What is required: Restate word for word the span that opens with the line containing "Give me the" and closes with the final line of the data; give only those lines.

──────── Source material

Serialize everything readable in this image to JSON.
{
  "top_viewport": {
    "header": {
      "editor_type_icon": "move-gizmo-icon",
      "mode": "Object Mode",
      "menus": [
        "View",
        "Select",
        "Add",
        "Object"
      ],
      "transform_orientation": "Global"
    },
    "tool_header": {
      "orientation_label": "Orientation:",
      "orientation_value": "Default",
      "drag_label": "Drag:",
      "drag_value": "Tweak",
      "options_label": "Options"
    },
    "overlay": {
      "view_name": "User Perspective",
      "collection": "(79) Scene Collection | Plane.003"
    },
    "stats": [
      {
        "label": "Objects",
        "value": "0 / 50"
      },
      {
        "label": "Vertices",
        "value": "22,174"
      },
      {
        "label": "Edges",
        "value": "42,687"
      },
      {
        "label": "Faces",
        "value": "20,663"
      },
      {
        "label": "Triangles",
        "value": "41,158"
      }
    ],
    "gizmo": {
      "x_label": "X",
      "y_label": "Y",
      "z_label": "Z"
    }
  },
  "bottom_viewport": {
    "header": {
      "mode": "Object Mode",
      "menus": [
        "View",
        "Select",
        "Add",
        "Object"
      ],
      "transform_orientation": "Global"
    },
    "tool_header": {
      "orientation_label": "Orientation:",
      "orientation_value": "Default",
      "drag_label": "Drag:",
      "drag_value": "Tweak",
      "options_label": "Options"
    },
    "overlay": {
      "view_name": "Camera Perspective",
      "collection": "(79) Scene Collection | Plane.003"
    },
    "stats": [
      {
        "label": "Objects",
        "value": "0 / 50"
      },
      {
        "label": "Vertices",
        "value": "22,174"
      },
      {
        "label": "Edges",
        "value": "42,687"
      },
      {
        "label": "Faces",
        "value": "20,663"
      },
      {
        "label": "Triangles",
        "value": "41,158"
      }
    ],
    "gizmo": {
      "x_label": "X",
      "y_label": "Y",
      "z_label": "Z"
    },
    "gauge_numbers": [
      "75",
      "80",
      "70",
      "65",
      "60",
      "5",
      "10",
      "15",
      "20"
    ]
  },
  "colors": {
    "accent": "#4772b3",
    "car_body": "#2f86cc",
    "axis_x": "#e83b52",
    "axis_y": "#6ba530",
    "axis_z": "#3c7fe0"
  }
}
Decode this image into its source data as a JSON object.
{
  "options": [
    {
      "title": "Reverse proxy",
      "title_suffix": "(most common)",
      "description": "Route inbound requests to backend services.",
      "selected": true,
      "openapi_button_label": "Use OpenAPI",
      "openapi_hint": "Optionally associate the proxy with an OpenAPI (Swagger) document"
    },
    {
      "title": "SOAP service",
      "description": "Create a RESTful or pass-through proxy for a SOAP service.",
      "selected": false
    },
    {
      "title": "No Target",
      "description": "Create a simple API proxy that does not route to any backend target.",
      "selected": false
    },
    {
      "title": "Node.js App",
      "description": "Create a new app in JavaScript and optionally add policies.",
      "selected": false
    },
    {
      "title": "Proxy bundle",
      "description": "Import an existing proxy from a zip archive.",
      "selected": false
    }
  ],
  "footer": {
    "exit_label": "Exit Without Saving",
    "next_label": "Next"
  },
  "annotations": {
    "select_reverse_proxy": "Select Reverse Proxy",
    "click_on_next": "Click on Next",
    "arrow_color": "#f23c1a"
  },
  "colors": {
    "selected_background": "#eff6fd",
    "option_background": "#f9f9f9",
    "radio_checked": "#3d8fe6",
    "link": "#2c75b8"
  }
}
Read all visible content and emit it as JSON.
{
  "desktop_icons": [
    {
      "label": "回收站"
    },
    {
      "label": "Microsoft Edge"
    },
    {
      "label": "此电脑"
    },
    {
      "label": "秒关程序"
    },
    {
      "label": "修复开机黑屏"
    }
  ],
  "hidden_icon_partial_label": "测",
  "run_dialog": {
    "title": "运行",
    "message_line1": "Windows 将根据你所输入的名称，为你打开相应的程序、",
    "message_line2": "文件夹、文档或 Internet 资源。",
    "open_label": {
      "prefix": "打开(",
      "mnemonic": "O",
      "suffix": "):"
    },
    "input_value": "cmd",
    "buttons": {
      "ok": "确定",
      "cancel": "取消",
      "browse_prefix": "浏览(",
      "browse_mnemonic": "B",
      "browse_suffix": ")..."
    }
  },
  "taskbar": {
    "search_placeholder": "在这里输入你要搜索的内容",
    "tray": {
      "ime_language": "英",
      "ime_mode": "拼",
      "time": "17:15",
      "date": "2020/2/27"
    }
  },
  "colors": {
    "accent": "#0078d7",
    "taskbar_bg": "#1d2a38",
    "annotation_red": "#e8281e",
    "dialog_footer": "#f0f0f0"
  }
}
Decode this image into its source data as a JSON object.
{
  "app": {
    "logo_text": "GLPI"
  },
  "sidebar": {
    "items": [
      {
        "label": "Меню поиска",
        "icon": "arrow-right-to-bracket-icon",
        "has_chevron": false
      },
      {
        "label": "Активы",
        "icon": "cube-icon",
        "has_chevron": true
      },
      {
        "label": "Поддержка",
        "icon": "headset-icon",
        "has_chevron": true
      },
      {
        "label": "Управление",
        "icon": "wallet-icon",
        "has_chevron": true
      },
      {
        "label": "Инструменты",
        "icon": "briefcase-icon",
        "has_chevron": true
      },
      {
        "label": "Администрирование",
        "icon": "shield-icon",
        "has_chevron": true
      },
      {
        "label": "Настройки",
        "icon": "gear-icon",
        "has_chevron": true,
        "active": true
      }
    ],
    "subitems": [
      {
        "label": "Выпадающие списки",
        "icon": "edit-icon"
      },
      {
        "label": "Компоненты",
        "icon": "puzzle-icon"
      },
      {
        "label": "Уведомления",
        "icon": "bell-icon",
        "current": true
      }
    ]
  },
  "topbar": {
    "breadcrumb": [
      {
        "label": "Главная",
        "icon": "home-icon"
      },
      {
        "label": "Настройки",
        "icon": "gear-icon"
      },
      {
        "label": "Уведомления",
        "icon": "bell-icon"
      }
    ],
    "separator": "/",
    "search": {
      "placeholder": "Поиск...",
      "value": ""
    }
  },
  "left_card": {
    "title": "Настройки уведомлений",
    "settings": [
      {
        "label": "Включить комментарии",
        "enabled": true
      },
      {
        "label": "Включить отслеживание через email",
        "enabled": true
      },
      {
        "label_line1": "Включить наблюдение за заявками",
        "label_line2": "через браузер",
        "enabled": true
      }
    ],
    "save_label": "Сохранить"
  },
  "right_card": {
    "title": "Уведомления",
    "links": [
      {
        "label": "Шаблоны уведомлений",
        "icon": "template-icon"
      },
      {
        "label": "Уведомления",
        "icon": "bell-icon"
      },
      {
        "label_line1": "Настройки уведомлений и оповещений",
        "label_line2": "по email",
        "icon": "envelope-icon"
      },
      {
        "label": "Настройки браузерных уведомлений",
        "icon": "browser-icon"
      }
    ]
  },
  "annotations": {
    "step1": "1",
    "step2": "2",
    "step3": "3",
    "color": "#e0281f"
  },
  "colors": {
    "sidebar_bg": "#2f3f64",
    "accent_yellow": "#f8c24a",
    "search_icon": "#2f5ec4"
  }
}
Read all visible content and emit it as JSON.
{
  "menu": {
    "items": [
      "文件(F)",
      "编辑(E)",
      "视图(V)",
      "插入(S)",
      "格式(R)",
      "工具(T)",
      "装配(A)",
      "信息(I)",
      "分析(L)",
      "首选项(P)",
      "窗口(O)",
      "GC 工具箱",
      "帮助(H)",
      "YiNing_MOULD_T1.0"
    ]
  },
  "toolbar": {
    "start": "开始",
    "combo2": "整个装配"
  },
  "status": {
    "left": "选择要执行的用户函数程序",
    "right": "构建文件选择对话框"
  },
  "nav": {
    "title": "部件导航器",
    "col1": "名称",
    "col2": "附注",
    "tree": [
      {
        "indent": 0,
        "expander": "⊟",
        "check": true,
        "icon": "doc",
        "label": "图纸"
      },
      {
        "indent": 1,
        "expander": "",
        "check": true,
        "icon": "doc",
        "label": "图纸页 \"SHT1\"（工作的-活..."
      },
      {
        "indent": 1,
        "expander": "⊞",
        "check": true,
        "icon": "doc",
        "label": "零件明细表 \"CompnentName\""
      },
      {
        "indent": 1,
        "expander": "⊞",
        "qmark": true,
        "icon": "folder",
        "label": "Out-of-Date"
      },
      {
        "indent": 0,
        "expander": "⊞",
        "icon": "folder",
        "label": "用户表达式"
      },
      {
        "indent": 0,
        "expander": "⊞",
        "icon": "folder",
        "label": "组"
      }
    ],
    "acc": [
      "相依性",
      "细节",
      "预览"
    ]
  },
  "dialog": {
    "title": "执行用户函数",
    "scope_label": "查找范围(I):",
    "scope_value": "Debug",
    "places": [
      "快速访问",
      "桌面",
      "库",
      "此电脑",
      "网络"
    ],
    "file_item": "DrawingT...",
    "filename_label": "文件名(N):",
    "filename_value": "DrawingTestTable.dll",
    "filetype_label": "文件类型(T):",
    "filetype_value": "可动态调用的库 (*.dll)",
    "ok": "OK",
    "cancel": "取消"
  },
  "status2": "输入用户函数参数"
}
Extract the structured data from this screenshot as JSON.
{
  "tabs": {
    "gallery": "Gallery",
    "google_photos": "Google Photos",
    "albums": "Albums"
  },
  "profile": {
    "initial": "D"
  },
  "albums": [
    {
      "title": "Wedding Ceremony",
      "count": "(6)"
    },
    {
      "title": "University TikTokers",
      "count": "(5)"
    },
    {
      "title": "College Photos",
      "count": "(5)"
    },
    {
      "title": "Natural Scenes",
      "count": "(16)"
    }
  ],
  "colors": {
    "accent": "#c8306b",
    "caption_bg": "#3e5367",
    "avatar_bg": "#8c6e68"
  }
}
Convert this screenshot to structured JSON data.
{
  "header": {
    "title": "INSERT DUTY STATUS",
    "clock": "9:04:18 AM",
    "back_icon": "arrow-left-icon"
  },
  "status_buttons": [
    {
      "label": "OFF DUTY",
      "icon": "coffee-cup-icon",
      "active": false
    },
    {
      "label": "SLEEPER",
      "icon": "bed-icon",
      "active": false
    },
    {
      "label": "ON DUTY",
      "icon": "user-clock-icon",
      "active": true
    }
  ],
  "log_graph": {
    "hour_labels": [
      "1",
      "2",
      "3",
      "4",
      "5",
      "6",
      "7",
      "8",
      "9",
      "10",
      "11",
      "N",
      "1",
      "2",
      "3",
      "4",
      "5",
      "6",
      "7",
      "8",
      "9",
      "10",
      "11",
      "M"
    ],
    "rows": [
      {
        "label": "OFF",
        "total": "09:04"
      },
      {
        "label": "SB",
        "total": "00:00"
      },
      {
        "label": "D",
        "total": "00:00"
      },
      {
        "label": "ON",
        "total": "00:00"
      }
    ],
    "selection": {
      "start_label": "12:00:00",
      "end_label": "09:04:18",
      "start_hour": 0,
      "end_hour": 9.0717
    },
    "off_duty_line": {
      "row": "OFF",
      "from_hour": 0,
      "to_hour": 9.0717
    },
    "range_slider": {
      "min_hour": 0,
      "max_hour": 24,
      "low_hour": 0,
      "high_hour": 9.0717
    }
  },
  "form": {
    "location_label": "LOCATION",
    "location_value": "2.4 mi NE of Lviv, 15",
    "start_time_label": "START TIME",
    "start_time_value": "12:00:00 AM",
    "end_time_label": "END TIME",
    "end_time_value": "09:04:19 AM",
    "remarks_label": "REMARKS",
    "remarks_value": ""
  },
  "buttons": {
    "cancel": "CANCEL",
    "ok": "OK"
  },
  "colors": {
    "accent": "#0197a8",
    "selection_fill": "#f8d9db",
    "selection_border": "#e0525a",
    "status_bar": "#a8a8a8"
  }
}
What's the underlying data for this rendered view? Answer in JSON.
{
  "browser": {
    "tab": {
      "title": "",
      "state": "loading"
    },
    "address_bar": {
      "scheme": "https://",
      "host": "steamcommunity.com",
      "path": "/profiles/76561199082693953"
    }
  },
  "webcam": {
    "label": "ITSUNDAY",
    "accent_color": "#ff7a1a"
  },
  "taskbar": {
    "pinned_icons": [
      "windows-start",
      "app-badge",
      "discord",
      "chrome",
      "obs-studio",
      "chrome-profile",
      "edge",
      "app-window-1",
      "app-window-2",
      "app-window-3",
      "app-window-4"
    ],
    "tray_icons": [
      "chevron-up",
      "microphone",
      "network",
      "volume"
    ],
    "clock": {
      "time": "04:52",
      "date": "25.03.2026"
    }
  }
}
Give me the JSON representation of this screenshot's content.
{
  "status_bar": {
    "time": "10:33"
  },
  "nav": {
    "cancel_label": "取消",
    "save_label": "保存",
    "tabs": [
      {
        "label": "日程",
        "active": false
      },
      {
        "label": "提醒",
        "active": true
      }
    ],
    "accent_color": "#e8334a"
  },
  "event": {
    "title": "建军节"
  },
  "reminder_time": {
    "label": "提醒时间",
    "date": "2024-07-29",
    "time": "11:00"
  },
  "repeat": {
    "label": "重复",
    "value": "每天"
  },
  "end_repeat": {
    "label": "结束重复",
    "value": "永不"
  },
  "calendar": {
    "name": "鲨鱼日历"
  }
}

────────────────

Task result:
Give me the JSON representation of this screenshot's content.
{
  "status_bar": {
    "time": "10:33"
  },
  "nav": {
    "cancel_label": "取消",
    "save_label": "保存",
    "tabs": [
      {
        "label": "日程",
        "active": false
      },
      {
        "label": "提醒",
        "active": true
      }
    ],
    "accent_color": "#e8334a"
  },
  "event": {
    "title": "建军节"
  },
  "reminder_time": {
    "label": "提醒时间",
    "date": "2024-07-29",
    "time": "11:00"
  },
  "repeat": {
    "label": "重复",
    "value": "每天"
  },
  "end_repeat": {
    "label": "结束重复",
    "value": "永不"
  },
  "calendar": {
    "name": "鲨鱼日历"
  }
}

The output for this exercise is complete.